Task to carry out
For every line below, restate it exactly and drop the images.

Dataset
※ ※ ※

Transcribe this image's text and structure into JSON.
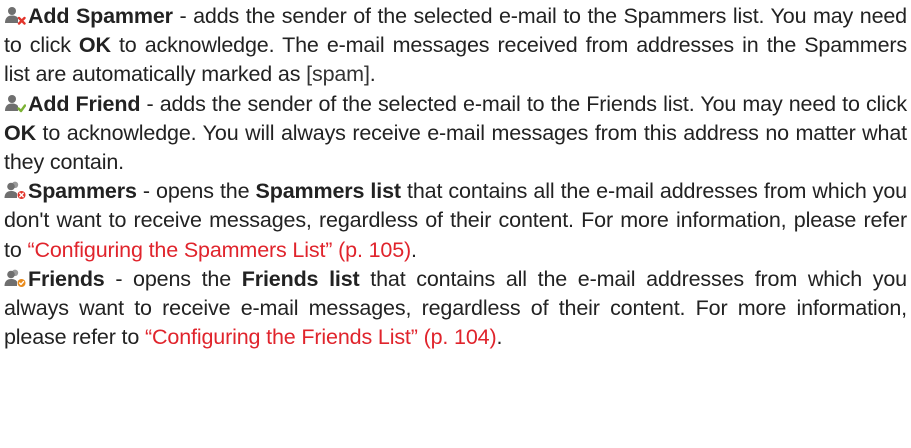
{
  "items": [
    {
      "icon": "add-spammer-icon",
      "title": "Add Spammer",
      "text_before_ok": " - adds the sender of the selected e-mail to the Spammers list. You may need to click ",
      "ok": "OK",
      "text_after_ok": " to acknowledge. The e-mail messages received from addresses in the Spammers list are automatically marked as ",
      "tag": "[spam]",
      "end": "."
    },
    {
      "icon": "add-friend-icon",
      "title": "Add Friend",
      "text_before_ok": " - adds the sender of the selected e-mail to the Friends list. You may need to click ",
      "ok": "OK",
      "text_after_ok": " to acknowledge. You will always receive e-mail messages from this address no matter what they contain."
    },
    {
      "icon": "spammers-list-icon",
      "title": "Spammers",
      "text_a": " - opens the ",
      "list_name": "Spammers list",
      "text_b": " that contains all the e-mail addresses from which you don't want to receive messages, regardless of their content. For more information, please refer to ",
      "link": "“Configuring the Spammers List” (p. 105)",
      "end": "."
    },
    {
      "icon": "friends-list-icon",
      "title": "Friends",
      "text_a": " - opens the ",
      "list_name": "Friends list",
      "text_b": " that contains all the e-mail addresses from which you always want to receive e-mail messages, regardless of their content. For more information, please refer to ",
      "link": "“Configuring the Friends List” (p. 104)",
      "end": "."
    }
  ],
  "colors": {
    "text": "#222222",
    "link": "#e0242c",
    "icon_person": "#6f6f6f",
    "icon_red": "#e2342b",
    "icon_green": "#7cb234",
    "icon_orange": "#e98b1c"
  }
}
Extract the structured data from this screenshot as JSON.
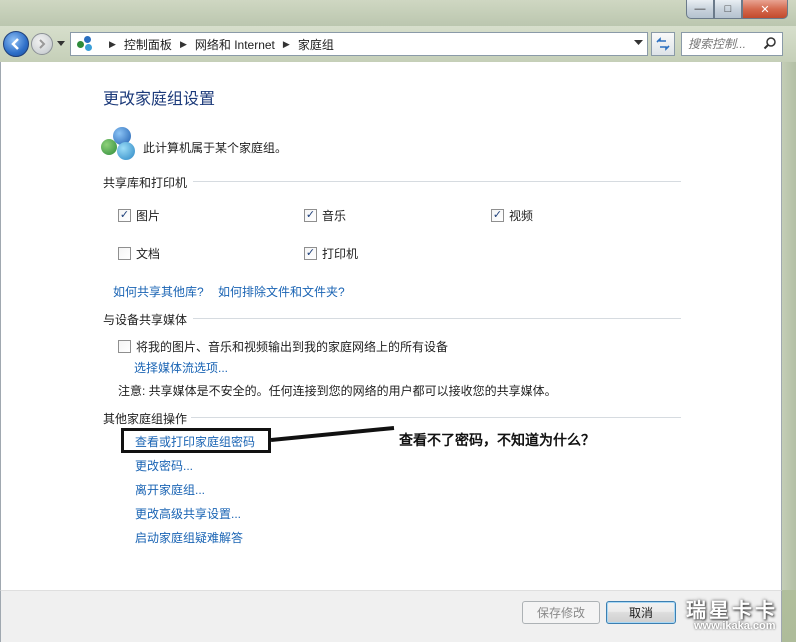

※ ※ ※

Written answer
Transcribe this image's text and structure into JSON.
{
  "items": [
    {
      "icon": "add-spammer-icon",
      "title": "Add Spammer",
      "text_before_ok": " - adds the sender of the selected e-mail to the Spammers list. You may need to click ",
      "ok": "OK",
      "text_after_ok": " to acknowledge. The e-mail messages received from addresses in the Spammers list are automatically marked as ",
      "tag": "[spam]",
      "end": "."
    },
    {
      "icon": "add-friend-icon",
      "title": "Add Friend",
      "text_before_ok": " - adds the sender of the selected e-mail to the Friends list. You may need to click ",
      "ok": "OK",
      "text_after_ok": " to acknowledge. You will always receive e-mail messages from this address no matter what they contain."
    },
    {
      "icon": "spammers-list-icon",
      "title": "Spammers",
      "text_a": " - opens the ",
      "list_name": "Spammers list",
      "text_b": " that contains all the e-mail addresses from which you don't want to receive messages, regardless of their content. For more information, please refer to ",
      "link": "“Configuring the Spammers List” (p. 105)",
      "end": "."
    },
    {
      "icon": "friends-list-icon",
      "title": "Friends",
      "text_a": " - opens the ",
      "list_name": "Friends list",
      "text_b": " that contains all the e-mail addresses from which you always want to receive e-mail messages, regardless of their content. For more information, please refer to ",
      "link": "“Configuring the Friends List” (p. 104)",
      "end": "."
    }
  ],
  "colors": {
    "text": "#222222",
    "link": "#e0242c",
    "icon_person": "#6f6f6f",
    "icon_red": "#e2342b",
    "icon_green": "#7cb234",
    "icon_orange": "#e98b1c"
  }
}
Extract the structured data from this screenshot as JSON.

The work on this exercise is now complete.